Global nonprofit Pistoia Alliance released the HELM (Hierarchical Editing Language for Macromolecules) biomolecular representation standard software toolkit and editor under the permissive open source MIT license.
HELM enables the representation of a range of biomolecules (e.g. proteins, nucleotides, antibody drug conjugates) whose size and complexity render existing small-molecule and sequence-based informatics methodologies impractical or unusable. HELM addresses this issue through a hierarchical notation that represents complex macromolecules as polymeric structures with support for unnatural components (e.g. unnatural amino acids) and chemical modifications.
The technology was originally developed at Pfizer and powers its biomolecule registration system and related toolkit.

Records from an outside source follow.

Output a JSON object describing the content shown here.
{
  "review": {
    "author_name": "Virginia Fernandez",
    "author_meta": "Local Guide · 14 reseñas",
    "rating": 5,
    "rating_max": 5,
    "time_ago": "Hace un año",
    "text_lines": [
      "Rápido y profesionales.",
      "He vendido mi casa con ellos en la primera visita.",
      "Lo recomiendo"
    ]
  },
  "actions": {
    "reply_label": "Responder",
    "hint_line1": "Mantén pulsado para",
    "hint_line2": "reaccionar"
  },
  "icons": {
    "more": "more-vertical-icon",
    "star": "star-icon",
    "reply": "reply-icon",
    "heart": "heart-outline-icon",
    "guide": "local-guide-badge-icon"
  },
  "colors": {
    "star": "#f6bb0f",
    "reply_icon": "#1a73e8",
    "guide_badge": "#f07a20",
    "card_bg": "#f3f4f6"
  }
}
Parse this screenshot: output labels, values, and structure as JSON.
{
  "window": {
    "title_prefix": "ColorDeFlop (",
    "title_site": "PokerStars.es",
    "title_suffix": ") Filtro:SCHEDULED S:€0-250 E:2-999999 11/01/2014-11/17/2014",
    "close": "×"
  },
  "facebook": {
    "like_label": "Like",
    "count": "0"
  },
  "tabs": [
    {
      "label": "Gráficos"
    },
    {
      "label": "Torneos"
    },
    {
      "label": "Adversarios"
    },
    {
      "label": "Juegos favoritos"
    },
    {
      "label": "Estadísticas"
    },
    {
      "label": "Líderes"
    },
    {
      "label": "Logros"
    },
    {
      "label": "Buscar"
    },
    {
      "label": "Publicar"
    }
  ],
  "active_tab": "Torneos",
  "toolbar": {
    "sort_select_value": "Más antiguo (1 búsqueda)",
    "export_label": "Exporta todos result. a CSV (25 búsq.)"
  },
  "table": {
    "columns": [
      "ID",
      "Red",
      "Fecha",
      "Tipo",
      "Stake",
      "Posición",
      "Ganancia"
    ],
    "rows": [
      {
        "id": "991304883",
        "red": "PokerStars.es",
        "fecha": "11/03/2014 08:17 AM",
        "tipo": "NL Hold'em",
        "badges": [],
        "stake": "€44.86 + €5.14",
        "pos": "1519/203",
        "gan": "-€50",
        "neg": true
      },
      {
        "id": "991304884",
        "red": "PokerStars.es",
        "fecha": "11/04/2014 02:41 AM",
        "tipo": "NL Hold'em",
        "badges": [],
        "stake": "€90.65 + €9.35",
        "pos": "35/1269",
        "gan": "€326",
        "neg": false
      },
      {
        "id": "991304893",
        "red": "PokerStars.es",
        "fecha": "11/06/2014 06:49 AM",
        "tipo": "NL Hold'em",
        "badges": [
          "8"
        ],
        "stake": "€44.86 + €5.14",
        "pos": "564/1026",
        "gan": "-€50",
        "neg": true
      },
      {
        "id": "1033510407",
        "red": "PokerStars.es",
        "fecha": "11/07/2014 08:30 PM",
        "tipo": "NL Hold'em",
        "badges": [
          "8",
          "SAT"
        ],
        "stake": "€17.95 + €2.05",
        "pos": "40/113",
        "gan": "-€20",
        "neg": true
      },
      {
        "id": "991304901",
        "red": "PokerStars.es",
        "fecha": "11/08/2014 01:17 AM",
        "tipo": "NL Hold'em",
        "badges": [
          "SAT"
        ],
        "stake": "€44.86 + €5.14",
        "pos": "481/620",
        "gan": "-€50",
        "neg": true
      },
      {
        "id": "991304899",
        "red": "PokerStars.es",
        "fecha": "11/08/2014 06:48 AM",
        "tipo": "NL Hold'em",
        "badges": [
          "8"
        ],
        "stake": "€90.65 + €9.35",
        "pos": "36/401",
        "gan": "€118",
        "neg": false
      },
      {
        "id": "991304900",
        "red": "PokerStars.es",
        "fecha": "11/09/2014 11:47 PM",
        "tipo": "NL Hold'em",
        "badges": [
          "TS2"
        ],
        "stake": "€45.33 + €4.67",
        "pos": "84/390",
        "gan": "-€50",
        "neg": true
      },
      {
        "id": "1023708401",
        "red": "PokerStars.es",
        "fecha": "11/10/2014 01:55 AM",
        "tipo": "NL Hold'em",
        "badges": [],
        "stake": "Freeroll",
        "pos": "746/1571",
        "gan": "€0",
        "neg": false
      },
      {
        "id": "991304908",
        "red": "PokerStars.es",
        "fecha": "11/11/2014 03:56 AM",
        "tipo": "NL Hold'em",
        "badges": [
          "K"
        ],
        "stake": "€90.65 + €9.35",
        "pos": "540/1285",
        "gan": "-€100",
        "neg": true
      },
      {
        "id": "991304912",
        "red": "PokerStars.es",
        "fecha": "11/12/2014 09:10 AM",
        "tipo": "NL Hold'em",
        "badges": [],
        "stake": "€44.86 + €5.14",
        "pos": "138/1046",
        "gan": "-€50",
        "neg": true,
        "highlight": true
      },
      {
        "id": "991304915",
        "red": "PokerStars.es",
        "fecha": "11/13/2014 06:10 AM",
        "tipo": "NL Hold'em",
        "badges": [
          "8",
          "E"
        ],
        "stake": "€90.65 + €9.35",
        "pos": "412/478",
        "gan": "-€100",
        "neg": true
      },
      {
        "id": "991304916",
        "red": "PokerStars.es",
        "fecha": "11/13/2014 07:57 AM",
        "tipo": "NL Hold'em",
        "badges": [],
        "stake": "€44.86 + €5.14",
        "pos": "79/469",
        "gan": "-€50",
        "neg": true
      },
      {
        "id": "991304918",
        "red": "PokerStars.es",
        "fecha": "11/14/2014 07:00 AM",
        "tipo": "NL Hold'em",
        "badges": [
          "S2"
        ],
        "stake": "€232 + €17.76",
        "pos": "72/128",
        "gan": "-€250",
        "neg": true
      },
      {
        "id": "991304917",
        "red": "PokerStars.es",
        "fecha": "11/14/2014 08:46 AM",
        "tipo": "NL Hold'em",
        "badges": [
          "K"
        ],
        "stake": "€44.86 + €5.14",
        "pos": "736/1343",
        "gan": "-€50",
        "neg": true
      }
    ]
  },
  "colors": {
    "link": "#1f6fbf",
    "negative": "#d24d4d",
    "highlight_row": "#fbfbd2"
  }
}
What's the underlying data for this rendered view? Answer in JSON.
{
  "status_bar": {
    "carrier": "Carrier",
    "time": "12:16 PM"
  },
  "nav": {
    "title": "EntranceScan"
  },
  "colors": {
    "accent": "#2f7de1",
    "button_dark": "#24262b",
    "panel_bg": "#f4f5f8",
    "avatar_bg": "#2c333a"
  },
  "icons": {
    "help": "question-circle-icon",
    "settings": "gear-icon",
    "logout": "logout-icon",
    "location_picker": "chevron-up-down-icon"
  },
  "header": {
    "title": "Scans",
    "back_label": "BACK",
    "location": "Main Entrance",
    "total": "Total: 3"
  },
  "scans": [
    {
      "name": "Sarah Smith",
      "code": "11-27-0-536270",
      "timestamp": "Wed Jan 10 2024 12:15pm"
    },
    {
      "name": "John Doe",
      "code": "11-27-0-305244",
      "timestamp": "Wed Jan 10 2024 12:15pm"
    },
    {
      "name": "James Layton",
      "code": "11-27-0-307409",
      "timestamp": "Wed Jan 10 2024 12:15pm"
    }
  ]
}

"When we started presenting HELM outside of Pfizer, it became obvious that many companies across the industry were facing the same challenges we had faced. By sharing this work in a pre-competitive fashion through the Pistoia Alliance, we are not only helping others to solve this problem but also fostering a technical means by which companies, institutes, CROs, software vendors and IT service providers can exchange biomolecule data and information," said Sergio Rotstein, a director at Pfizer and domain lead for the Pistoia Alliance HELM initiative.